**WORK TASK:** Pull out every line below containing the word "chrisglitch".

**RECORDS PROVIDED:**
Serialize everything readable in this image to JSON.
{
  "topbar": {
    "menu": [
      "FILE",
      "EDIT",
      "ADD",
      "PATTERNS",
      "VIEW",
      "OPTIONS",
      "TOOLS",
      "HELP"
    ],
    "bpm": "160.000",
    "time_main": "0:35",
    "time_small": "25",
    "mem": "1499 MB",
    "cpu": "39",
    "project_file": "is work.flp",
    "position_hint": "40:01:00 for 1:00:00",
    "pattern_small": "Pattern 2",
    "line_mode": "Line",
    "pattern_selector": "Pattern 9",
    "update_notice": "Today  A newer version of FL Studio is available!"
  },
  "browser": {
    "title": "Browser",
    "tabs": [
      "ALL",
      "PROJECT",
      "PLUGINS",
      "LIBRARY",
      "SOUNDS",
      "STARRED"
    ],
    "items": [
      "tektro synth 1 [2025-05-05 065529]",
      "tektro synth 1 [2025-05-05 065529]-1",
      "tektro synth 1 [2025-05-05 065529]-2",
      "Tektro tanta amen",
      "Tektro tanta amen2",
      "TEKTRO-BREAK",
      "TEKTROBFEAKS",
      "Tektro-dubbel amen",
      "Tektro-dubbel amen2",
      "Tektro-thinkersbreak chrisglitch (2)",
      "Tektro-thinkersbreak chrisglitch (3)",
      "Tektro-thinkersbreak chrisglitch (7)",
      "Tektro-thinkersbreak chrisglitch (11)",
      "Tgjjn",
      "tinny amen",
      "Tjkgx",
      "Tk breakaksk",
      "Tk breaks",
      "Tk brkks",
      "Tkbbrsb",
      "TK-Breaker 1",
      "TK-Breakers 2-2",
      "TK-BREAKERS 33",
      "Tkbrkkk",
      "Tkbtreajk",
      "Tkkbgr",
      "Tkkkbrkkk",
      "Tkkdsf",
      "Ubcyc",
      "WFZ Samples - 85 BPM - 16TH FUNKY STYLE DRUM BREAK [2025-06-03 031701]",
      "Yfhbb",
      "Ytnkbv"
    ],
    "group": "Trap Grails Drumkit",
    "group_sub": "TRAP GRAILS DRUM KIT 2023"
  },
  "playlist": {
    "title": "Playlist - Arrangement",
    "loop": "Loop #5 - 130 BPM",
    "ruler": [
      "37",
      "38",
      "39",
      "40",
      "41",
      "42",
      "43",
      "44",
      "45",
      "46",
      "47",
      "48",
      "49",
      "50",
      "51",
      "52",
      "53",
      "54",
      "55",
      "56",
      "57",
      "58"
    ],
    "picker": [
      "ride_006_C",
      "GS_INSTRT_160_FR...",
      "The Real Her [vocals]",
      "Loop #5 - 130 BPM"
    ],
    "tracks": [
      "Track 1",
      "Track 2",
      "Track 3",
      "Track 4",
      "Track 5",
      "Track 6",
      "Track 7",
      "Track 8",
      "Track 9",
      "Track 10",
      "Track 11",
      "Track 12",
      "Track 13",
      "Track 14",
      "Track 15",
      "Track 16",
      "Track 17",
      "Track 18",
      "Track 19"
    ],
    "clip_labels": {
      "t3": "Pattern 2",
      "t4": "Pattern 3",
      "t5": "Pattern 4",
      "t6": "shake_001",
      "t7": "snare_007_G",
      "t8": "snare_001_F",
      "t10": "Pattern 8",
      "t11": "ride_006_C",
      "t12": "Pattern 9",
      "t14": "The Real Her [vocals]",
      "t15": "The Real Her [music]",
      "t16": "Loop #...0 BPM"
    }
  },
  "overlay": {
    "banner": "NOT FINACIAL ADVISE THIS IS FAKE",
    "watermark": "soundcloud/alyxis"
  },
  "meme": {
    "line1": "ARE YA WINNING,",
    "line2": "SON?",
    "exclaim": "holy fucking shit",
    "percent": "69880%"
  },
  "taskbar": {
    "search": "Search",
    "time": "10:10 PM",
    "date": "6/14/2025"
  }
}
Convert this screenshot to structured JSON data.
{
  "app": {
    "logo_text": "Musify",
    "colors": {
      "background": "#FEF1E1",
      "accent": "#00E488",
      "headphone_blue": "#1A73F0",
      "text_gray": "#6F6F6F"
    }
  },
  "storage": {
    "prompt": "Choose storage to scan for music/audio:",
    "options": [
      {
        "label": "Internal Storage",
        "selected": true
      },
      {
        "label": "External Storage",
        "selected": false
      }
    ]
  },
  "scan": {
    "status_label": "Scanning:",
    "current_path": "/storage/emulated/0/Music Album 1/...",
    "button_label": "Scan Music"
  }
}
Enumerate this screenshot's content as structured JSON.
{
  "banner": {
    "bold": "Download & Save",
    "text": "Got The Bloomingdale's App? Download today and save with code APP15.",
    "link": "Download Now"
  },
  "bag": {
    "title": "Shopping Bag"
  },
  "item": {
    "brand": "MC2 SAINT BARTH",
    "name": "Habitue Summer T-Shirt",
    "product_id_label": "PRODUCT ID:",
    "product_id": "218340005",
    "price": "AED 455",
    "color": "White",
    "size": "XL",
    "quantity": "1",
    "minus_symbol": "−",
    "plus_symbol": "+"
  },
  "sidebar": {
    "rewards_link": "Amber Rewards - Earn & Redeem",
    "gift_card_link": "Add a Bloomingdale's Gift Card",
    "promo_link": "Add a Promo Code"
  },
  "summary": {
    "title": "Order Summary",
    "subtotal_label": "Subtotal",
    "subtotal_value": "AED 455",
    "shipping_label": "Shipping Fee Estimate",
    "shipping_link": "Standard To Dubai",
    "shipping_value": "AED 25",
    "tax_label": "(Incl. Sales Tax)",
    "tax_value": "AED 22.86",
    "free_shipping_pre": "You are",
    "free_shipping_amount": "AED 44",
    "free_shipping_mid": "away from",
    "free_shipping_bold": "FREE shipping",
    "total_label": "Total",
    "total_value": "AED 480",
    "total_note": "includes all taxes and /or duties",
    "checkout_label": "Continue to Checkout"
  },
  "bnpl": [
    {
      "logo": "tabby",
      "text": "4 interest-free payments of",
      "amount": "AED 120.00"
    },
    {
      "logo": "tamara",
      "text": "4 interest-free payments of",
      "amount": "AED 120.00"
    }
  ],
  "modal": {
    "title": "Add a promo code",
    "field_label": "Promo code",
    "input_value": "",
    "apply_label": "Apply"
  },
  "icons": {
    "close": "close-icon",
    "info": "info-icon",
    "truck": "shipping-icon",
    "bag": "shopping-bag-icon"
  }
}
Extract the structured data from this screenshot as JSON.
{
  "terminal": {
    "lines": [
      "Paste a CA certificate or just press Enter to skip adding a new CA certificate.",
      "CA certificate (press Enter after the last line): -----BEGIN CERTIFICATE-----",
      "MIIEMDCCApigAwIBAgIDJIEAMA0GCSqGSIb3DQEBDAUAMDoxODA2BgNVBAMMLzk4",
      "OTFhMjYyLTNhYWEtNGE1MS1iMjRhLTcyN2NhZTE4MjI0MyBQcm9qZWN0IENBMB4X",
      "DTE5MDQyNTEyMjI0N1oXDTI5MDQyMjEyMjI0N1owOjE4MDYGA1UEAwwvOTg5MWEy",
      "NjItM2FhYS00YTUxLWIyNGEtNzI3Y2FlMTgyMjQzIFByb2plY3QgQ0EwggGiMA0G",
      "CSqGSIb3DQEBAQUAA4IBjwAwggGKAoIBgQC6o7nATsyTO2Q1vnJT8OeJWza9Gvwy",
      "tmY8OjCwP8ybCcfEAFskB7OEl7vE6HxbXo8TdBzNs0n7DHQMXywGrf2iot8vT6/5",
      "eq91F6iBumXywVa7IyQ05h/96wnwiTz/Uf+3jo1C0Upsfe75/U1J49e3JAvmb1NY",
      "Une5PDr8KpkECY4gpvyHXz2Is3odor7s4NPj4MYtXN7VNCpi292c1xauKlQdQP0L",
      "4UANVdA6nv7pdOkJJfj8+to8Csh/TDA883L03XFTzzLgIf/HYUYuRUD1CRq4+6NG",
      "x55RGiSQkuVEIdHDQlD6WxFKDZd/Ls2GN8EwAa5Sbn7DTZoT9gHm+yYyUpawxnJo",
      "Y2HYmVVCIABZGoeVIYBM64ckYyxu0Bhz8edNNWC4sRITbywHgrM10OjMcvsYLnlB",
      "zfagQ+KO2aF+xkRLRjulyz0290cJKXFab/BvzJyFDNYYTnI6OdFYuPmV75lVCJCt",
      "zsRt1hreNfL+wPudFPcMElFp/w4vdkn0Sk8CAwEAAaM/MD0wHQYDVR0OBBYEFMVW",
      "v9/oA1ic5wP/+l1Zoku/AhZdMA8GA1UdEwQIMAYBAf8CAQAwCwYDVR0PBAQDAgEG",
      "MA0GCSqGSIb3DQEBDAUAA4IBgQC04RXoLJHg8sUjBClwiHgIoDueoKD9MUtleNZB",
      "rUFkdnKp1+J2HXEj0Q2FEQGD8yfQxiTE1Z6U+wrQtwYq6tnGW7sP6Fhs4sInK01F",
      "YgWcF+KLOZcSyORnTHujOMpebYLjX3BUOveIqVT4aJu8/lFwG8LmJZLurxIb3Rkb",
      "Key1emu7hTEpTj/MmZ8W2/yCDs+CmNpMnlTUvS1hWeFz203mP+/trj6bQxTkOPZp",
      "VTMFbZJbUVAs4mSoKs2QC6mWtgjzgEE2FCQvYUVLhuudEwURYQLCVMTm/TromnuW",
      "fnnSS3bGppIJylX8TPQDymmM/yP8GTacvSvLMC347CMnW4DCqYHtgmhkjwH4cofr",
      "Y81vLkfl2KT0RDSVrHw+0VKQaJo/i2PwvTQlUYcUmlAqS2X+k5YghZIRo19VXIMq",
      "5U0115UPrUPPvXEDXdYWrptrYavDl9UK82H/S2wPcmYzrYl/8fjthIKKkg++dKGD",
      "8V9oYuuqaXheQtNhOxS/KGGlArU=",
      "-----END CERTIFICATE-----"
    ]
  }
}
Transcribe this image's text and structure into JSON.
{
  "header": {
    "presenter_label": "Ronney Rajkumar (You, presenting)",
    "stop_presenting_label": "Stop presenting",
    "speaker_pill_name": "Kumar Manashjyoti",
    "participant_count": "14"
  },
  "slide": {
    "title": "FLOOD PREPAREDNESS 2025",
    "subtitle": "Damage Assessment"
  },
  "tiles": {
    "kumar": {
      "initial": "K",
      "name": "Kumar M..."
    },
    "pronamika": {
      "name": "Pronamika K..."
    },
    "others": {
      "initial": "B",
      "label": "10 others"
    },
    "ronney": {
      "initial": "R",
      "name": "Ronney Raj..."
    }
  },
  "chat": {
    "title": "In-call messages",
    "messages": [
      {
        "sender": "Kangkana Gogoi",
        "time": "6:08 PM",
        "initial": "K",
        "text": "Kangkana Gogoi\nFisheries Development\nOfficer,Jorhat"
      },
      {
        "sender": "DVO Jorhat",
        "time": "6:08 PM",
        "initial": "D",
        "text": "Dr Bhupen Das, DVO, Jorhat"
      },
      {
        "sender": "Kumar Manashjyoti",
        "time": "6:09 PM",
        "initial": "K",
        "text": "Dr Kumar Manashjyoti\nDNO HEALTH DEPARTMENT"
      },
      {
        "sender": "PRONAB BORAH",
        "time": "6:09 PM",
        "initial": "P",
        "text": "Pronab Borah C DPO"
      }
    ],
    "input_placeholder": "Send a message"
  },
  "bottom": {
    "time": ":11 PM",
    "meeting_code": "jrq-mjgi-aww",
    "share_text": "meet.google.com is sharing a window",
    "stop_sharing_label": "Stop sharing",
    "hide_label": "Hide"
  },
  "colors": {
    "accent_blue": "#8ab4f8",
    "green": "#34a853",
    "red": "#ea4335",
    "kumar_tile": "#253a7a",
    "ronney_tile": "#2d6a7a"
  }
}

**ANSWER BOX:**
      "Tektro-thinkersbreak chrisglitch (2)",
      "Tektro-thinkersbreak chrisglitch (3)",
      "Tektro-thinkersbreak chrisglitch (7)",
      "Tektro-thinkersbreak chrisglitch (11)",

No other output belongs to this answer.